WHAT THE TASK REQUIRES
Apart from the pictures, every entry must be retyped exactly.

Extracted records:

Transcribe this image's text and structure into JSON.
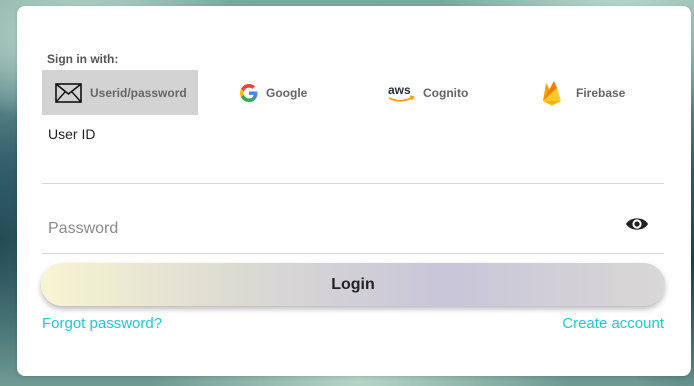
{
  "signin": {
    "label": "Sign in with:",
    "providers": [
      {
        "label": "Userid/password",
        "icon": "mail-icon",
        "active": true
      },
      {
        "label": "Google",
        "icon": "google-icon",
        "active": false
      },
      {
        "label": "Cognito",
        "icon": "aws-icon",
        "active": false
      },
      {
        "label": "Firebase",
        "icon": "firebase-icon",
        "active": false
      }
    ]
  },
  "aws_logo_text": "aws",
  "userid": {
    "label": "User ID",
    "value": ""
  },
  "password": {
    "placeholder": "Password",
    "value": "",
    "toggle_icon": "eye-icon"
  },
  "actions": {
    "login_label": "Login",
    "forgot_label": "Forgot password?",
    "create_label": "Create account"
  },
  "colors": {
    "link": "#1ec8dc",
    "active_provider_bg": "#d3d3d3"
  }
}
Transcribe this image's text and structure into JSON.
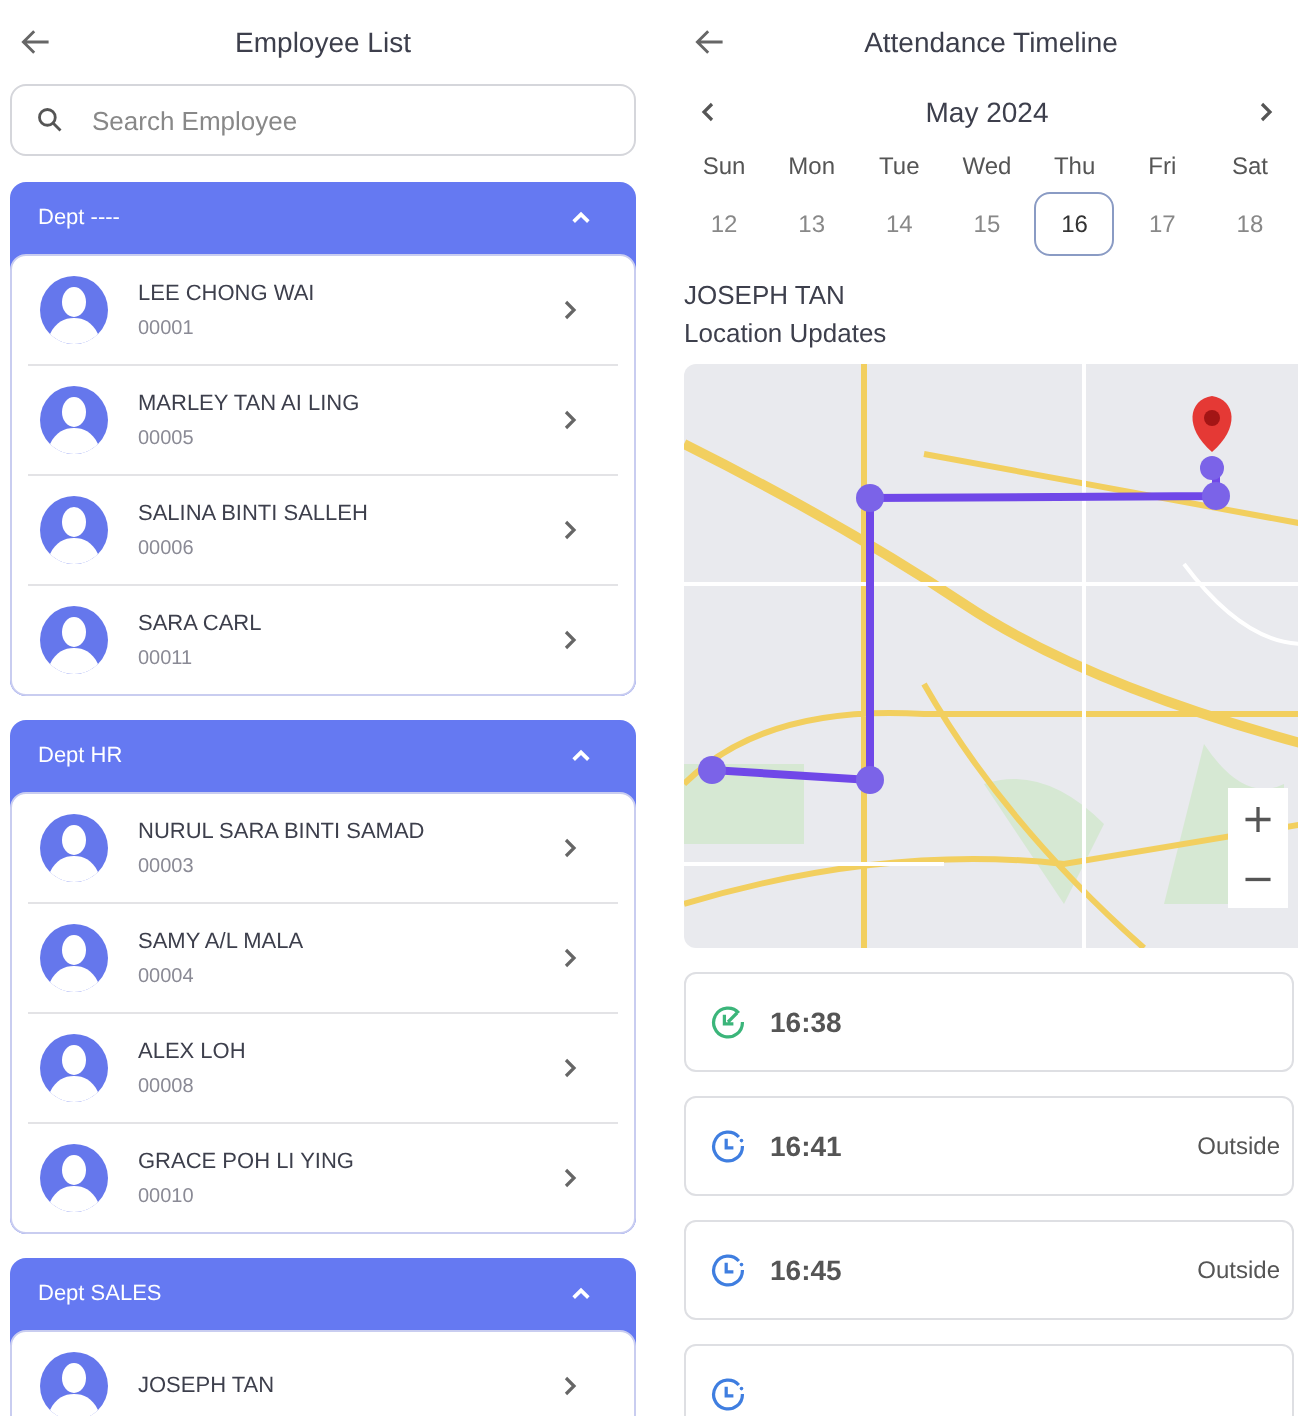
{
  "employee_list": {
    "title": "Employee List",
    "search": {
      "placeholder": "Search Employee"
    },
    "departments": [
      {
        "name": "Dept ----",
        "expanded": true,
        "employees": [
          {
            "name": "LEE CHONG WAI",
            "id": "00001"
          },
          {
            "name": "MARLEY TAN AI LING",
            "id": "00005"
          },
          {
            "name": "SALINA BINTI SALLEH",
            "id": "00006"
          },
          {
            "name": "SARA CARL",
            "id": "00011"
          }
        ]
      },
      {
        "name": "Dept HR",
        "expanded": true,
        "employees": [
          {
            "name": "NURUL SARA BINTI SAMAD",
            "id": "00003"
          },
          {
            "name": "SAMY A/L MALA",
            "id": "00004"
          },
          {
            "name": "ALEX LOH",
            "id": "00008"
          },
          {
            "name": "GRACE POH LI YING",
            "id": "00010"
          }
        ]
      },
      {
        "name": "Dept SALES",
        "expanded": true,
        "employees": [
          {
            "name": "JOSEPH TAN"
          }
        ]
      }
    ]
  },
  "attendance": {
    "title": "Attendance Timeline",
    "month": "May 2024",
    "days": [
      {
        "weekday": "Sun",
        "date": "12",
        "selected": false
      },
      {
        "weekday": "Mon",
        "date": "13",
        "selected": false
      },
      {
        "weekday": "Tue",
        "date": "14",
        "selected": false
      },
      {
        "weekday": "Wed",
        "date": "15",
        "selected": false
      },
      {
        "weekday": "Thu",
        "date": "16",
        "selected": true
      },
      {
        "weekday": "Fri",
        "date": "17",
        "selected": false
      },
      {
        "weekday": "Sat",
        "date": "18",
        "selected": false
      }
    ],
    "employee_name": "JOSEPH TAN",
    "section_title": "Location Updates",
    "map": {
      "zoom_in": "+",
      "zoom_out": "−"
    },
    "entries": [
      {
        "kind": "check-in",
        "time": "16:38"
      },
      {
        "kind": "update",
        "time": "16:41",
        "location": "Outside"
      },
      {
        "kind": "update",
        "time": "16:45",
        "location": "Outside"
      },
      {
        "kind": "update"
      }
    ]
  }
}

TASK ANSWER
Transcribe this image's text and structure into JSON.
{
  "signin": {
    "label": "Sign in with:",
    "providers": [
      {
        "label": "Userid/password",
        "icon": "mail-icon",
        "active": true
      },
      {
        "label": "Google",
        "icon": "google-icon",
        "active": false
      },
      {
        "label": "Cognito",
        "icon": "aws-icon",
        "active": false
      },
      {
        "label": "Firebase",
        "icon": "firebase-icon",
        "active": false
      }
    ]
  },
  "aws_logo_text": "aws",
  "userid": {
    "label": "User ID",
    "value": ""
  },
  "password": {
    "placeholder": "Password",
    "value": "",
    "toggle_icon": "eye-icon"
  },
  "actions": {
    "login_label": "Login",
    "forgot_label": "Forgot password?",
    "create_label": "Create account"
  },
  "colors": {
    "link": "#1ec8dc",
    "active_provider_bg": "#d3d3d3"
  }
}
Transcribe this image's text and structure into JSON.
{
  "employee_list": {
    "title": "Employee List",
    "search": {
      "placeholder": "Search Employee"
    },
    "departments": [
      {
        "name": "Dept ----",
        "expanded": true,
        "employees": [
          {
            "name": "LEE CHONG WAI",
            "id": "00001"
          },
          {
            "name": "MARLEY TAN AI LING",
            "id": "00005"
          },
          {
            "name": "SALINA BINTI SALLEH",
            "id": "00006"
          },
          {
            "name": "SARA CARL",
            "id": "00011"
          }
        ]
      },
      {
        "name": "Dept HR",
        "expanded": true,
        "employees": [
          {
            "name": "NURUL SARA BINTI SAMAD",
            "id": "00003"
          },
          {
            "name": "SAMY A/L MALA",
            "id": "00004"
          },
          {
            "name": "ALEX LOH",
            "id": "00008"
          },
          {
            "name": "GRACE POH LI YING",
            "id": "00010"
          }
        ]
      },
      {
        "name": "Dept SALES",
        "expanded": true,
        "employees": [
          {
            "name": "JOSEPH TAN"
          }
        ]
      }
    ]
  },
  "attendance": {
    "title": "Attendance Timeline",
    "month": "May 2024",
    "days": [
      {
        "weekday": "Sun",
        "date": "12",
        "selected": false
      },
      {
        "weekday": "Mon",
        "date": "13",
        "selected": false
      },
      {
        "weekday": "Tue",
        "date": "14",
        "selected": false
      },
      {
        "weekday": "Wed",
        "date": "15",
        "selected": false
      },
      {
        "weekday": "Thu",
        "date": "16",
        "selected": true
      },
      {
        "weekday": "Fri",
        "date": "17",
        "selected": false
      },
      {
        "weekday": "Sat",
        "date": "18",
        "selected": false
      }
    ],
    "employee_name": "JOSEPH TAN",
    "section_title": "Location Updates",
    "map": {
      "zoom_in": "+",
      "zoom_out": "−"
    },
    "entries": [
      {
        "kind": "check-in",
        "time": "16:38"
      },
      {
        "kind": "update",
        "time": "16:41",
        "location": "Outside"
      },
      {
        "kind": "update",
        "time": "16:45",
        "location": "Outside"
      },
      {
        "kind": "update"
      }
    ]
  }
}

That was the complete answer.